-- EXTRACTED ENTRIES --
>>>>>
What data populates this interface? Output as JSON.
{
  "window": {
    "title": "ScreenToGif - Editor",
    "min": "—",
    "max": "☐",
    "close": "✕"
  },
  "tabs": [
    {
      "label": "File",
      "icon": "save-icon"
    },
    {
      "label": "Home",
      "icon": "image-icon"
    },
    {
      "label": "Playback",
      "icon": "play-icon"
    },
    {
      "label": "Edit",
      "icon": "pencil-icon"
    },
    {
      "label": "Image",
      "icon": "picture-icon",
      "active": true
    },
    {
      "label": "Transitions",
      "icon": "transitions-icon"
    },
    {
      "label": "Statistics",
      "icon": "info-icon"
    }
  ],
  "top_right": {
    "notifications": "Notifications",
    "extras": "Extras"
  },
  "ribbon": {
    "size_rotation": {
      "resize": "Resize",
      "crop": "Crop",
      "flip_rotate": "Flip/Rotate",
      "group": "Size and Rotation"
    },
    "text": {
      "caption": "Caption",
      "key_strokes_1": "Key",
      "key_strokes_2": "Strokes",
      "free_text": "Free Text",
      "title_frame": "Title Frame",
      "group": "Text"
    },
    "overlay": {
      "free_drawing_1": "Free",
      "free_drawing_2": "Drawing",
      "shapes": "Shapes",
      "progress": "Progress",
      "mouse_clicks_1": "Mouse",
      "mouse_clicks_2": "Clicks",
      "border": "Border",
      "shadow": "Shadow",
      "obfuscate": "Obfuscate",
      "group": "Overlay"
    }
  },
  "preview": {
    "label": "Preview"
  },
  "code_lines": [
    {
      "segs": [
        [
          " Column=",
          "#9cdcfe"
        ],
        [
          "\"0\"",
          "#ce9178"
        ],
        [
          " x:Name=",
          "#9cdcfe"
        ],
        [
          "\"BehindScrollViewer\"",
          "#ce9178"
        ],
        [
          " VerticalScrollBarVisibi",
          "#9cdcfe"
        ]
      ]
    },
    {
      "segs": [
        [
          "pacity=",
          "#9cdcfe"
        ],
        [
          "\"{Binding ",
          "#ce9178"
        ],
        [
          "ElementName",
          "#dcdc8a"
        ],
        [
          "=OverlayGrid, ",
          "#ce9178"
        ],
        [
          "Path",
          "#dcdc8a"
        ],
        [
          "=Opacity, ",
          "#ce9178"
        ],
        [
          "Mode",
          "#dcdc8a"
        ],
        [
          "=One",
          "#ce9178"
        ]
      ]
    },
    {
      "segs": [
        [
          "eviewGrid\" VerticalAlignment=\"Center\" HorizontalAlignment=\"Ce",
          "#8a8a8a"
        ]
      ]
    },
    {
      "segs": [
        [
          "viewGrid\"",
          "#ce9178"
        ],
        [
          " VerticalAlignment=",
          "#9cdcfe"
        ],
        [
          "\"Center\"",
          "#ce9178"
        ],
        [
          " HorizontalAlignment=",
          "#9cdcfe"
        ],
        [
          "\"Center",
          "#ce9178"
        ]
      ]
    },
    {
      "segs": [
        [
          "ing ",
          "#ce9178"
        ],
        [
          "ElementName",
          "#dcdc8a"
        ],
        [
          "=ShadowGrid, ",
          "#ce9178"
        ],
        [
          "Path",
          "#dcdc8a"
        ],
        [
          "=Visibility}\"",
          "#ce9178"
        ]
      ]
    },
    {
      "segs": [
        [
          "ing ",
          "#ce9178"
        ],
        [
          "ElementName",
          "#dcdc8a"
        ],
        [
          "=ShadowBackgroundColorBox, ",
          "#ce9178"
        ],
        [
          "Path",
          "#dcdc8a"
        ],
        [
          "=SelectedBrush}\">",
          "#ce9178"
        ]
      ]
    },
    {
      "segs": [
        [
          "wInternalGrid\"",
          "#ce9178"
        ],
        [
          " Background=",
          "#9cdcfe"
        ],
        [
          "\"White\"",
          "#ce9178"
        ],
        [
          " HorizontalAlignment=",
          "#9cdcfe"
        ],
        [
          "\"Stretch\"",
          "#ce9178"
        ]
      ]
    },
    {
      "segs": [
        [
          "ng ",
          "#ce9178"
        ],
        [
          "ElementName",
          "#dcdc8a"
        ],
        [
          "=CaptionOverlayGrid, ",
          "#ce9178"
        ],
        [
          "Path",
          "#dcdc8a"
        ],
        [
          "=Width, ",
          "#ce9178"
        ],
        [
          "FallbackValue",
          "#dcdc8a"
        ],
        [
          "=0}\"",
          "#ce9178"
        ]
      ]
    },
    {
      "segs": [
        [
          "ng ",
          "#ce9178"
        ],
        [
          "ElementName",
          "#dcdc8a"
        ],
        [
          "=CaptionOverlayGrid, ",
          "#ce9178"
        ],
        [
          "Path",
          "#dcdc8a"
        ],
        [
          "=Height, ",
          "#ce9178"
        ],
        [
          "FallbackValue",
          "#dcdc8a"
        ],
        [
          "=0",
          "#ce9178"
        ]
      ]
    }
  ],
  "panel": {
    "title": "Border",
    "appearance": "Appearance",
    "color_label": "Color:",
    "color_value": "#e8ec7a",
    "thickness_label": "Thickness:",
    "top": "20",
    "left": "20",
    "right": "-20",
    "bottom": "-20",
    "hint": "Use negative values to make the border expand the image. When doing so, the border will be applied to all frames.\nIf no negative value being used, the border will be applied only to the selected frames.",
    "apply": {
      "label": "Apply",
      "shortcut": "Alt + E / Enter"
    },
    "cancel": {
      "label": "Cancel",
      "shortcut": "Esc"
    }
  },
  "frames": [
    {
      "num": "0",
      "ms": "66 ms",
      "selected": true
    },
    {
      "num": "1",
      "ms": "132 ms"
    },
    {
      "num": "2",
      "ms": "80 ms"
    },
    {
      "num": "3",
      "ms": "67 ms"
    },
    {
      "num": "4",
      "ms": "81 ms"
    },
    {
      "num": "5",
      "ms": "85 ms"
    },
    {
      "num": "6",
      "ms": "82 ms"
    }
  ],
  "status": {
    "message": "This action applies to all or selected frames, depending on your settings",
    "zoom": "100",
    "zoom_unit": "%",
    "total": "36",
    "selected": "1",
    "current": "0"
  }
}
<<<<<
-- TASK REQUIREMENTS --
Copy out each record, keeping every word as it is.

-- RESULT OF THE TASK --
What data populates this interface? Output as JSON.
{
  "window": {
    "title": "ScreenToGif - Editor",
    "min": "—",
    "max": "☐",
    "close": "✕"
  },
  "tabs": [
    {
      "label": "File",
      "icon": "save-icon"
    },
    {
      "label": "Home",
      "icon": "image-icon"
    },
    {
      "label": "Playback",
      "icon": "play-icon"
    },
    {
      "label": "Edit",
      "icon": "pencil-icon"
    },
    {
      "label": "Image",
      "icon": "picture-icon",
      "active": true
    },
    {
      "label": "Transitions",
      "icon": "transitions-icon"
    },
    {
      "label": "Statistics",
      "icon": "info-icon"
    }
  ],
  "top_right": {
    "notifications": "Notifications",
    "extras": "Extras"
  },
  "ribbon": {
    "size_rotation": {
      "resize": "Resize",
      "crop": "Crop",
      "flip_rotate": "Flip/Rotate",
      "group": "Size and Rotation"
    },
    "text": {
      "caption": "Caption",
      "key_strokes_1": "Key",
      "key_strokes_2": "Strokes",
      "free_text": "Free Text",
      "title_frame": "Title Frame",
      "group": "Text"
    },
    "overlay": {
      "free_drawing_1": "Free",
      "free_drawing_2": "Drawing",
      "shapes": "Shapes",
      "progress": "Progress",
      "mouse_clicks_1": "Mouse",
      "mouse_clicks_2": "Clicks",
      "border": "Border",
      "shadow": "Shadow",
      "obfuscate": "Obfuscate",
      "group": "Overlay"
    }
  },
  "preview": {
    "label": "Preview"
  },
  "code_lines": [
    {
      "segs": [
        [
          " Column=",
          "#9cdcfe"
        ],
        [
          "\"0\"",
          "#ce9178"
        ],
        [
          " x:Name=",
          "#9cdcfe"
        ],
        [
          "\"BehindScrollViewer\"",
          "#ce9178"
        ],
        [
          " VerticalScrollBarVisibi",
          "#9cdcfe"
        ]
      ]
    },
    {
      "segs": [
        [
          "pacity=",
          "#9cdcfe"
        ],
        [
          "\"{Binding ",
          "#ce9178"
        ],
        [
          "ElementName",
          "#dcdc8a"
        ],
        [
          "=OverlayGrid, ",
          "#ce9178"
        ],
        [
          "Path",
          "#dcdc8a"
        ],
        [
          "=Opacity, ",
          "#ce9178"
        ],
        [
          "Mode",
          "#dcdc8a"
        ],
        [
          "=One",
          "#ce9178"
        ]
      ]
    },
    {
      "segs": [
        [
          "eviewGrid\" VerticalAlignment=\"Center\" HorizontalAlignment=\"Ce",
          "#8a8a8a"
        ]
      ]
    },
    {
      "segs": [
        [
          "viewGrid\"",
          "#ce9178"
        ],
        [
          " VerticalAlignment=",
          "#9cdcfe"
        ],
        [
          "\"Center\"",
          "#ce9178"
        ],
        [
          " HorizontalAlignment=",
          "#9cdcfe"
        ],
        [
          "\"Center",
          "#ce9178"
        ]
      ]
    },
    {
      "segs": [
        [
          "ing ",
          "#ce9178"
        ],
        [
          "ElementName",
          "#dcdc8a"
        ],
        [
          "=ShadowGrid, ",
          "#ce9178"
        ],
        [
          "Path",
          "#dcdc8a"
        ],
        [
          "=Visibility}\"",
          "#ce9178"
        ]
      ]
    },
    {
      "segs": [
        [
          "ing ",
          "#ce9178"
        ],
        [
          "ElementName",
          "#dcdc8a"
        ],
        [
          "=ShadowBackgroundColorBox, ",
          "#ce9178"
        ],
        [
          "Path",
          "#dcdc8a"
        ],
        [
          "=SelectedBrush}\">",
          "#ce9178"
        ]
      ]
    },
    {
      "segs": [
        [
          "wInternalGrid\"",
          "#ce9178"
        ],
        [
          " Background=",
          "#9cdcfe"
        ],
        [
          "\"White\"",
          "#ce9178"
        ],
        [
          " HorizontalAlignment=",
          "#9cdcfe"
        ],
        [
          "\"Stretch\"",
          "#ce9178"
        ]
      ]
    },
    {
      "segs": [
        [
          "ng ",
          "#ce9178"
        ],
        [
          "ElementName",
          "#dcdc8a"
        ],
        [
          "=CaptionOverlayGrid, ",
          "#ce9178"
        ],
        [
          "Path",
          "#dcdc8a"
        ],
        [
          "=Width, ",
          "#ce9178"
        ],
        [
          "FallbackValue",
          "#dcdc8a"
        ],
        [
          "=0}\"",
          "#ce9178"
        ]
      ]
    },
    {
      "segs": [
        [
          "ng ",
          "#ce9178"
        ],
        [
          "ElementName",
          "#dcdc8a"
        ],
        [
          "=CaptionOverlayGrid, ",
          "#ce9178"
        ],
        [
          "Path",
          "#dcdc8a"
        ],
        [
          "=Height, ",
          "#ce9178"
        ],
        [
          "FallbackValue",
          "#dcdc8a"
        ],
        [
          "=0",
          "#ce9178"
        ]
      ]
    }
  ],
  "panel": {
    "title": "Border",
    "appearance": "Appearance",
    "color_label": "Color:",
    "color_value": "#e8ec7a",
    "thickness_label": "Thickness:",
    "top": "20",
    "left": "20",
    "right": "-20",
    "bottom": "-20",
    "hint": "Use negative values to make the border expand the image. When doing so, the border will be applied to all frames.\nIf no negative value being used, the border will be applied only to the selected frames.",
    "apply": {
      "label": "Apply",
      "shortcut": "Alt + E / Enter"
    },
    "cancel": {
      "label": "Cancel",
      "shortcut": "Esc"
    }
  },
  "frames": [
    {
      "num": "0",
      "ms": "66 ms",
      "selected": true
    },
    {
      "num": "1",
      "ms": "132 ms"
    },
    {
      "num": "2",
      "ms": "80 ms"
    },
    {
      "num": "3",
      "ms": "67 ms"
    },
    {
      "num": "4",
      "ms": "81 ms"
    },
    {
      "num": "5",
      "ms": "85 ms"
    },
    {
      "num": "6",
      "ms": "82 ms"
    }
  ],
  "status": {
    "message": "This action applies to all or selected frames, depending on your settings",
    "zoom": "100",
    "zoom_unit": "%",
    "total": "36",
    "selected": "1",
    "current": "0"
  }
}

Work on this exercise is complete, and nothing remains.